In 1727, John Gay declared, "And what's a butterfly? At best he's but a caterpillar dressed." Gay put into words what humankind had for centuries recognized, that creeping caterpillars turned into winged butterflies. Through the miracle of insect metamorphosis, ugly caterpillars become beautiful butterflies.

It's a makeover story line suitable for the best, or worst depending on your perspective, of reality TV. It is a drama of nature that features greed, deception, murder and sibling rivalry. And it happens daily throughout the summer and fall in all kinds of environments.

Ugly might describe the unfolding drama, but it is probably unfair to categorize all caterpillars in such a way. After all, what is beauty or ugly is sometimes in the eyes of the beholder. I would suggest that caterpillars are not ugly, just very different from humans. On the other hand, not all butterflies are the paragon of beauty that some people associate with the name. But that is another story.

The metamorphosis of butterflies is what is described as complete. Complete metamorphosis means that the insect goes through four stages: egg, larva, pupa and adult. In complete metamorphosis, the larva does not look like the adult that it becomes. So the butterfly larva, called a caterpillar, does not look anything like the winged adult. Knowing the identity of a butterfly is no help in identifying the caterpillar.

So what do butterfly caterpillars look like, and where do you find them? Since butterfly caterpillars feed on plants, the best way to find caterpillars is to know the plants on which they feed and start looking there. For instance, the caterpillars of monarch butterflies will be found on milkweed plants.

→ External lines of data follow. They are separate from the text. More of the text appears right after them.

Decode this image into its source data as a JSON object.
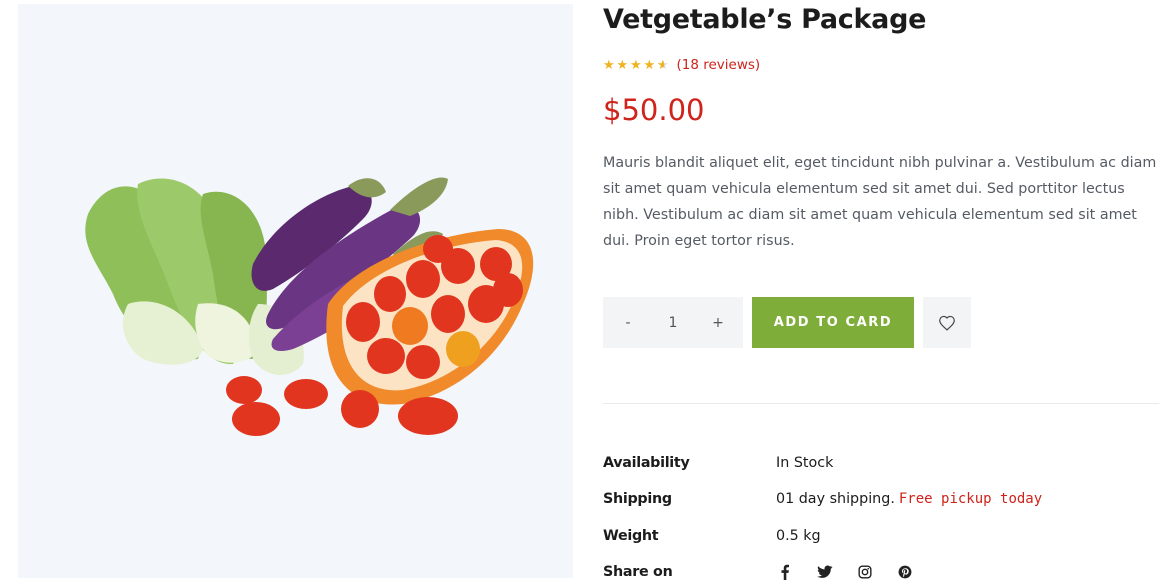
{
  "product": {
    "title": "Vetgetable’s Package",
    "rating_value": 4.5,
    "reviews_label": "(18 reviews)",
    "price": "$50.00",
    "description": "Mauris blandit aliquet elit, eget tincidunt nibh pulvinar a. Vestibulum ac diam sit amet quam vehicula elementum sed sit amet dui. Sed porttitor lectus nibh. Vestibulum ac diam sit amet quam vehicula elementum sed sit amet dui. Proin eget tortor risus."
  },
  "quantity": {
    "minus": "-",
    "value": "1",
    "plus": "+"
  },
  "actions": {
    "add_to_cart": "ADD TO CARD",
    "wishlist_icon": "heart-icon"
  },
  "specs": {
    "availability_label": "Availability",
    "availability_value": "In Stock",
    "shipping_label": "Shipping",
    "shipping_value": "01 day shipping.",
    "shipping_note": "Free pickup today",
    "weight_label": "Weight",
    "weight_value": "0.5 kg",
    "share_label": "Share on",
    "share_icons": [
      "facebook-icon",
      "twitter-icon",
      "instagram-icon",
      "pinterest-icon"
    ]
  },
  "colors": {
    "accent_green": "#7fad39",
    "price_red": "#d0231b",
    "star_gold": "#f0b21f"
  }
}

Once a food plant is identified, it is helpful to look for signs indicating the presence of a caterpillar. These signs include holes in the leaves or the presence of insect manure. After all, what goes in must come out. Insect manure is called frass and can be seen accumulating on the ground or in the axils of the leaves of the food plant as the caterpillar goes about its daily life.

Some of the most conspicuous of the butterfly caterpillars belong to the swallowtails. Most of these caterpillars are smooth and brightly colored. The caterpillar of the black swallowtail can commonly be found in gardens, feeding on carrots, dill and parsley. The swallowtail caterpillars are generally green with black stripes and, sometimes, orange markings.

Caterpillars of the swallowtails, including the common black swallowtail, have a fleshy retractable organ above the head, which is used to release a pungent odor to help repel predators. When touched, the caterpillar will stick out the forked organ, much as a snake sticks out its tongue. A few of the swallowtail caterpillars have spots to resemble eyes of snakes. Most swallowtail caterpillars have white spots on their bodies when smaller to make them resemble bird droppings. They are just doing what it takes to not become a meal before having the chance to change into a butterfly.

The yellow and white butterflies are very common. Caterpillars of this group of butterflies are generally green in color. Such coloration is known as cryptic color and allows the caterpillar to blend in with its food plant. Caterpillars of the yellow butterflies generally have a white stripe along the side of the body. Some of these caterpillars have the habit of wiggling violently when disturbed. A few even drop from the plant on a fine thread of silk. Both activities help the insect avoid a predator.

Skipper butterfly caterpillars have smooth bodies with relatively large heads, which are more obvious than in most other caterpillars. Almost all of these caterpillars conceal themselves in leaves that are folded over.

The bushfoot, fritillary and checkerspot butterfly caterpillars have branching spines on their bodies. These spines help prevent caterpillars from becoming a meal for hungry insect predators.

The more one looks at caterpillars, the more it becomes obvious that they are dressed for success. And success is measured in living long enough to complete the caterpillar life cycle. So maybe for caterpillars, ugly is what ugly does!



Writer: Tom Turpin
Editor: Olivia Maddox